State(s) featured in this episode: Florida / Iowa / Oregon / Washington
Segment 212

Saving the Upper Rio Grande: In northern New Mexico the Rio Grande runs through a spectacular gorge formed by a rift in the Earth’s crust. This river corridor is a critical flyway for migratory birds, and the arid plateau on either side of it is a major migration habitat for elk and deer. A pending bill in Congress would protect these areas as the Rio Grande del Norte National Conservation Area, in addition to designating two majestic cinder cone mountains east and west of the plateau as protected wilderness. The bill has widespread support among local Hispanic farmers and ranchers because it would allow their traditional hunting, grazing, fishing and wood-gathering to continue, preserving the culture that developed there over hundreds of years.

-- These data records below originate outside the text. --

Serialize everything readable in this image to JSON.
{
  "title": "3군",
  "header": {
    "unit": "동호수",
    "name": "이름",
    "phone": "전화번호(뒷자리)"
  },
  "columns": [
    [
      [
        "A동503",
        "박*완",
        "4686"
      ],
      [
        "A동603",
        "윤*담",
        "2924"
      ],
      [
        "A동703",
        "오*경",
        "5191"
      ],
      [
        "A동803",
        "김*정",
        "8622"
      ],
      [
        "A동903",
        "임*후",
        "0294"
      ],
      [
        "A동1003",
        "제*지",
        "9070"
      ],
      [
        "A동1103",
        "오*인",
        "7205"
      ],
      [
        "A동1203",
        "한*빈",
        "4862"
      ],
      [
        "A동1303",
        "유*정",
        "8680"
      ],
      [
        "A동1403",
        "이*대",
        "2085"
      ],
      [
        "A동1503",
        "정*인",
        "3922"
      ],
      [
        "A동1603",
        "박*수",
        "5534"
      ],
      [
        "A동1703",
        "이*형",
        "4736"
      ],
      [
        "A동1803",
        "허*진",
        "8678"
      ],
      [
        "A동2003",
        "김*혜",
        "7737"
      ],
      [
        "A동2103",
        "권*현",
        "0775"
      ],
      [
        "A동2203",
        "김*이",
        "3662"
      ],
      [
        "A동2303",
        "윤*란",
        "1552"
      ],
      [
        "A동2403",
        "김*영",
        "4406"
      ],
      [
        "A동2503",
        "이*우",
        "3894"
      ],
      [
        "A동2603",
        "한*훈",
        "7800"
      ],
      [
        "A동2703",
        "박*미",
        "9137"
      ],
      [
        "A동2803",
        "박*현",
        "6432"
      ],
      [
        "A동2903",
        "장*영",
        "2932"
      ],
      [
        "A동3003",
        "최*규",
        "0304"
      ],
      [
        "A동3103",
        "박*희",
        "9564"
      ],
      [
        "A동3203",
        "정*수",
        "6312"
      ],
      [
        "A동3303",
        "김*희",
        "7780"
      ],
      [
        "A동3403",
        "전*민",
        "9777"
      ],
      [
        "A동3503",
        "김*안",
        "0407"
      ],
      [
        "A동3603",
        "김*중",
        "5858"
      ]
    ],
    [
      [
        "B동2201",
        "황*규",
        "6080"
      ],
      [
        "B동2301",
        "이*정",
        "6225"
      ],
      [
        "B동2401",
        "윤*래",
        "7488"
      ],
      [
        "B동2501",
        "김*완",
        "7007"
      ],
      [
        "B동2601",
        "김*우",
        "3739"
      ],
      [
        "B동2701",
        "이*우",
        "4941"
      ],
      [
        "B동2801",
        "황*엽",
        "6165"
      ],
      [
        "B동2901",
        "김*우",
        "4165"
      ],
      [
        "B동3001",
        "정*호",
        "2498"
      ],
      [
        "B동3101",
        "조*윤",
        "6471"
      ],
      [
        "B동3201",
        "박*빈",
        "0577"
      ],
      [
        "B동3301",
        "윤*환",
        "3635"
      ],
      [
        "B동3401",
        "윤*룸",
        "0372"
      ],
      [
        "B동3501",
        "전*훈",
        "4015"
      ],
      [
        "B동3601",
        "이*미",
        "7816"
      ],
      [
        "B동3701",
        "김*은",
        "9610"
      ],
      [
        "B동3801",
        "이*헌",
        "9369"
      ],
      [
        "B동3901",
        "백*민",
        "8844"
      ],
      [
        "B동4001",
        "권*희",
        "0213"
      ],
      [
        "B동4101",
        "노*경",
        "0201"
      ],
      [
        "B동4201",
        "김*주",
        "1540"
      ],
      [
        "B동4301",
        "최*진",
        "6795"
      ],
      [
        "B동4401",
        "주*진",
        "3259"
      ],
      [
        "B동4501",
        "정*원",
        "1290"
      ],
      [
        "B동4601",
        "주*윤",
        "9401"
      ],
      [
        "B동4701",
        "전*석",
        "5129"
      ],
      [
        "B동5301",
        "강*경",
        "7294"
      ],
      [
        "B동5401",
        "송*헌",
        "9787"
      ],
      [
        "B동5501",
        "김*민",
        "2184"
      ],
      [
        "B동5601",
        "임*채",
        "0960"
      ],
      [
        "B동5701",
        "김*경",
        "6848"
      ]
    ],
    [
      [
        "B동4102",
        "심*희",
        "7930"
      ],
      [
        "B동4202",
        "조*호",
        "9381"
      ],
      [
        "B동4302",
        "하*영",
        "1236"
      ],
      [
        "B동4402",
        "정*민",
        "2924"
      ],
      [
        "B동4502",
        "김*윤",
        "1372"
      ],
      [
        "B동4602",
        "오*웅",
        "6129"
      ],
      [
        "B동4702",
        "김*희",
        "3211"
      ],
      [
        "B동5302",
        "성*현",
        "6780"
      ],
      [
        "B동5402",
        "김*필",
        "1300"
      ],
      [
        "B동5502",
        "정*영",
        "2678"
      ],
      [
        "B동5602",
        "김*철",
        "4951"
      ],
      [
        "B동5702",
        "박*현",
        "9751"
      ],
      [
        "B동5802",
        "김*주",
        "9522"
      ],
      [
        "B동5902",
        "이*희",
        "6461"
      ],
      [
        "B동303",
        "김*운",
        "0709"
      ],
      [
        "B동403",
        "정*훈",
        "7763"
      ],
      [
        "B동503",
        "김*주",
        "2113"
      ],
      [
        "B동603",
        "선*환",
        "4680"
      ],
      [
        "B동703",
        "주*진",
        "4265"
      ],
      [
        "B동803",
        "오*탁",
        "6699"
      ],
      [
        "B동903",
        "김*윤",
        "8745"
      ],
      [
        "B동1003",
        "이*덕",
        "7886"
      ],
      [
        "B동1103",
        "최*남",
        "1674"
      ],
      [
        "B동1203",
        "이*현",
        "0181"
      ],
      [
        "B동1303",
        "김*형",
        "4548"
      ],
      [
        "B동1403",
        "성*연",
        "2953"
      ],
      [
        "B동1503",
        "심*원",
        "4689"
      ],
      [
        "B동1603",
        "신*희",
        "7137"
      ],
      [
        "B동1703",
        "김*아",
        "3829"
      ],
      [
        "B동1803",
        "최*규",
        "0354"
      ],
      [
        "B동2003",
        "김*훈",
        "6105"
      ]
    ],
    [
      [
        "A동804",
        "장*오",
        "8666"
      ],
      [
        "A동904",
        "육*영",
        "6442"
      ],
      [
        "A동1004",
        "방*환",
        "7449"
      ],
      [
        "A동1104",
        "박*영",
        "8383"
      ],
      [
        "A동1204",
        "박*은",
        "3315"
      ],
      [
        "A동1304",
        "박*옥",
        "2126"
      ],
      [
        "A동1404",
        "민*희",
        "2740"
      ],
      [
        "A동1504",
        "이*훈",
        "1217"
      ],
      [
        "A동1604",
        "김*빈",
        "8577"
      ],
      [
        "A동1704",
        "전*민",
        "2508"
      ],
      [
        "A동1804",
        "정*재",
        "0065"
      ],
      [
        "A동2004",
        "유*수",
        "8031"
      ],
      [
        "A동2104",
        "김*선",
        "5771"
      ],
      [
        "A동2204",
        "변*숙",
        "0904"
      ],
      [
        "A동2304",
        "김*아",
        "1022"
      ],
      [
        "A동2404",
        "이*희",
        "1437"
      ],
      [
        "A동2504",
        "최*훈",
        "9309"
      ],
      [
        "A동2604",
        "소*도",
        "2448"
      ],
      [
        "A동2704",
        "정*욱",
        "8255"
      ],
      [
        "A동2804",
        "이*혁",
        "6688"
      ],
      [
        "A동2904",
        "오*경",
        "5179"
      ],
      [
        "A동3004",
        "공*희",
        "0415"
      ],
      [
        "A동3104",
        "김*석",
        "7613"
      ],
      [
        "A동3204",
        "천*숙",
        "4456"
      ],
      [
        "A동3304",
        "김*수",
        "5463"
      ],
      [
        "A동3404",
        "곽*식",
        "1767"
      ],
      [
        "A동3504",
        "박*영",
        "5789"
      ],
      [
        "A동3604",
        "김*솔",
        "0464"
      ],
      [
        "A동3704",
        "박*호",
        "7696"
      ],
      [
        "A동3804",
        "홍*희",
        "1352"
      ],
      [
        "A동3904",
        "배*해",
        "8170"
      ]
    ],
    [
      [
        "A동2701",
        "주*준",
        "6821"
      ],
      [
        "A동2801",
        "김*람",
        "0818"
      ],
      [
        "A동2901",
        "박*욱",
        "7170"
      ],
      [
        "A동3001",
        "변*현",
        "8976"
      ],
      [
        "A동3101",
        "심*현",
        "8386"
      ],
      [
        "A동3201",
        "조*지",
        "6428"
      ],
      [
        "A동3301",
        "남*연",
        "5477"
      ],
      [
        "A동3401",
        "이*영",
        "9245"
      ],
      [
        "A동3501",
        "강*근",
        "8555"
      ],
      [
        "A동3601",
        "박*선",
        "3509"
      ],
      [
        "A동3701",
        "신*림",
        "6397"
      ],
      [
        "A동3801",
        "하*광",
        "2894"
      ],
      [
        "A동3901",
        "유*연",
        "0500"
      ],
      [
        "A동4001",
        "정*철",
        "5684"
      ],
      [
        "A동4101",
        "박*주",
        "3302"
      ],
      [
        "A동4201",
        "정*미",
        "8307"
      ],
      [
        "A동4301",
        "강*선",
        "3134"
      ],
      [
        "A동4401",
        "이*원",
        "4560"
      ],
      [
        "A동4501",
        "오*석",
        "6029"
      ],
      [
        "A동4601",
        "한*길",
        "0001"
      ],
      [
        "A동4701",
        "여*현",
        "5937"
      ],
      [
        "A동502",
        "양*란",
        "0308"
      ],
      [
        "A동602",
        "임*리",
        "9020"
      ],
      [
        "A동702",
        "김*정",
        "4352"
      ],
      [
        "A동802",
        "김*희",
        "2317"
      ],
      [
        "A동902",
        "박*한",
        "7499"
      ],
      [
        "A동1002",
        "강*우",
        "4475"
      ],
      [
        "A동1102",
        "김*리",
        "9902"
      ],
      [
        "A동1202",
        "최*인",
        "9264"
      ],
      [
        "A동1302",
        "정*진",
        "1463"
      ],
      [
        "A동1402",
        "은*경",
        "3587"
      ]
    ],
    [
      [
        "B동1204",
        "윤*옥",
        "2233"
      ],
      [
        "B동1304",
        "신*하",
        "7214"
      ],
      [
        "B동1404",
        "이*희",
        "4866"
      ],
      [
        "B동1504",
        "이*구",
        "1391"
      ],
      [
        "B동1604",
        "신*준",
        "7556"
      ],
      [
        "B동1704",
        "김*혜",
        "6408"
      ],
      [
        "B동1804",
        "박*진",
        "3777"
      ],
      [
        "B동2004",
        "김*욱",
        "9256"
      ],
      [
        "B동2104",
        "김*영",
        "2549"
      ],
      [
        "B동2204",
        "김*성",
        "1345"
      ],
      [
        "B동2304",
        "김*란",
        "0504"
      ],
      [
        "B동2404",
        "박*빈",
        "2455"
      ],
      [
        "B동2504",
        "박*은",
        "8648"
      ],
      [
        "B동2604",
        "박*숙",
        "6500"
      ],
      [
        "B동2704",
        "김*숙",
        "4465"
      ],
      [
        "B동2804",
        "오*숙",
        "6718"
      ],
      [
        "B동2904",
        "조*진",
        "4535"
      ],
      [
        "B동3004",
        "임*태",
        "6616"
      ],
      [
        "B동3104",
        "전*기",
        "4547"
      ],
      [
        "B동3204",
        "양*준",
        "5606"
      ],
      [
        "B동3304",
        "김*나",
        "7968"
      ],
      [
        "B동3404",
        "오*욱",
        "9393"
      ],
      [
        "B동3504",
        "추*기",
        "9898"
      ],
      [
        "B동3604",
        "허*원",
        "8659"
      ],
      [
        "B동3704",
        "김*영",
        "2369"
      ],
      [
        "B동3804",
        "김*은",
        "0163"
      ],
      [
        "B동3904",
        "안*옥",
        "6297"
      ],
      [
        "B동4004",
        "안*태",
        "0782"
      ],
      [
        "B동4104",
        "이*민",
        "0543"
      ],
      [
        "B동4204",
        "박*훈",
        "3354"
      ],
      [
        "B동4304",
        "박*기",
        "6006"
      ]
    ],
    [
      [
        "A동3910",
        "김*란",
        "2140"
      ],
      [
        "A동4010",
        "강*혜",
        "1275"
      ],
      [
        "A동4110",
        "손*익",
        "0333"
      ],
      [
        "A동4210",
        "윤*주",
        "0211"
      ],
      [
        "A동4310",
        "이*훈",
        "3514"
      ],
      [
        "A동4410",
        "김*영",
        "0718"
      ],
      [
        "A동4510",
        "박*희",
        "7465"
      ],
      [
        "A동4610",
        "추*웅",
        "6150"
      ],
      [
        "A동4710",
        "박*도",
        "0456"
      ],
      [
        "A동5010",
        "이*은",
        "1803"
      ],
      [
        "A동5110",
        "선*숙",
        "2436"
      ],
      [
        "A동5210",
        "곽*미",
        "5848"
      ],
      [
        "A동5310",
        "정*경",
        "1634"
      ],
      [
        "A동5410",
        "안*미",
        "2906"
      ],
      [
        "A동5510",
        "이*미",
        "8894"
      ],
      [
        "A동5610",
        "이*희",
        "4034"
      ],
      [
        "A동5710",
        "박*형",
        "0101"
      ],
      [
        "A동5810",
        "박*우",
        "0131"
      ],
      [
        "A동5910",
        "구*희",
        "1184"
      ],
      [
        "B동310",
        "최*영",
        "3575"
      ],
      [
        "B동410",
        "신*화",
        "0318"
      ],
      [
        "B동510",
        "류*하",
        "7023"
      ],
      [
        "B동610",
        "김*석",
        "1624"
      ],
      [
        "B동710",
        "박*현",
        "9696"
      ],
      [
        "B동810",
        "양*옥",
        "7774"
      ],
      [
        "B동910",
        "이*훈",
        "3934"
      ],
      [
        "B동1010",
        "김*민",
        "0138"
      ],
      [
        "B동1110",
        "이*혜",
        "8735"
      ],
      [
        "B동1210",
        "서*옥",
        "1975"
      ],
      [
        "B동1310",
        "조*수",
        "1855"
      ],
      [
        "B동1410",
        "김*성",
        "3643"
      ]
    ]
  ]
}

Facing Climate Change with Wind Power: Severe drought has taken a toll on farming and ranching communities in Eastern New Mexico. Residents are trying to adjust for prolonged dry times, and some are finding salvation in wind turbine projects that generate revenue for them as well as power for the Southwest.

Flying Aces of the Insect World: Just how do these insects pull off complex aerial feats, hunting and reproducing in midair? These four- winged insects pre-date dinosaurs, and can fly straight up, straight down, or hover like helicopters. Researchers are getting some inspiration from these insects, to improve small- scale aircraft design.

Peel Watershed: A hundred miles from the Alaska border in Canada’s Yukon Territory, the Peel Watershed is a huge area of wild and pristine rivers, arboreal forests and mountain ranges. Caribou from Alaska migrate to and from the region, but they face threats from a modern day gold rush that also threatens other wildlife including grizzly bears and wolverines. Efforts are underway to protect this land, and these fragile ecosystems. But it looks like a fight is brewing with miners and developers.

Indigo Snakes: Known as the “Lord of the Forest”, the eastern indigo snake is the largest native snake in North America, averaging six to seven feet in length. Endangered and in decline, this nonvenomous reptile is extinct from a third of its former range, the coastal plain of the Southeast. The Orianne Society is using cutting edge science, fire, and longleaf pine restoration to ensure the survival of not only indigo snakes, but an entire complex of animals that inhabit this unique landscape.

State(s) featured in this episode: Alaska / Florida / New Mexico